Within these records, how many lines hold "this"? Give the number alone.

Data –

○ ○ ○

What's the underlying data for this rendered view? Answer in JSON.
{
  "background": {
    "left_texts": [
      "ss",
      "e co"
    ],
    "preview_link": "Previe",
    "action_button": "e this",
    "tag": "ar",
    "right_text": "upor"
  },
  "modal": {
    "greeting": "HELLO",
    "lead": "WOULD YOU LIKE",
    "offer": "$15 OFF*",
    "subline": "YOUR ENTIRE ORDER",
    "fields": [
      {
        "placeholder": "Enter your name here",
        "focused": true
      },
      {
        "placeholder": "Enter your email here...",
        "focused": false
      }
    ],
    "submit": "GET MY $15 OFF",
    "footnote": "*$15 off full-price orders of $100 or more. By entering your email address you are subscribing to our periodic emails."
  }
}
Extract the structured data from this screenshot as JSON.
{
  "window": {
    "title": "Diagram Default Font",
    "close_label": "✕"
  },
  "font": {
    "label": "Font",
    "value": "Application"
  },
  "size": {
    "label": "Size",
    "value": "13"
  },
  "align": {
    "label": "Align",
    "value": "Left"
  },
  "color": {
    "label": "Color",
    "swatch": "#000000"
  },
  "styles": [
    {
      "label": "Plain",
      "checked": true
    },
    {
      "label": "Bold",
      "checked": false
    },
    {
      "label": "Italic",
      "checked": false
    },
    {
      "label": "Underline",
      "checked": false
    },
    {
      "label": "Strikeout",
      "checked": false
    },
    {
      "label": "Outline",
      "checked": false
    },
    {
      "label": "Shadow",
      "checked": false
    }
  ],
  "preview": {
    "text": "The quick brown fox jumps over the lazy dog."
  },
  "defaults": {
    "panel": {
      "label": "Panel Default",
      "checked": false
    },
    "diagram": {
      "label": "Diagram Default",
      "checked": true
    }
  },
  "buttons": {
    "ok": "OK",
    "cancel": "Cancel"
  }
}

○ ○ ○

Solution to the exercise –
3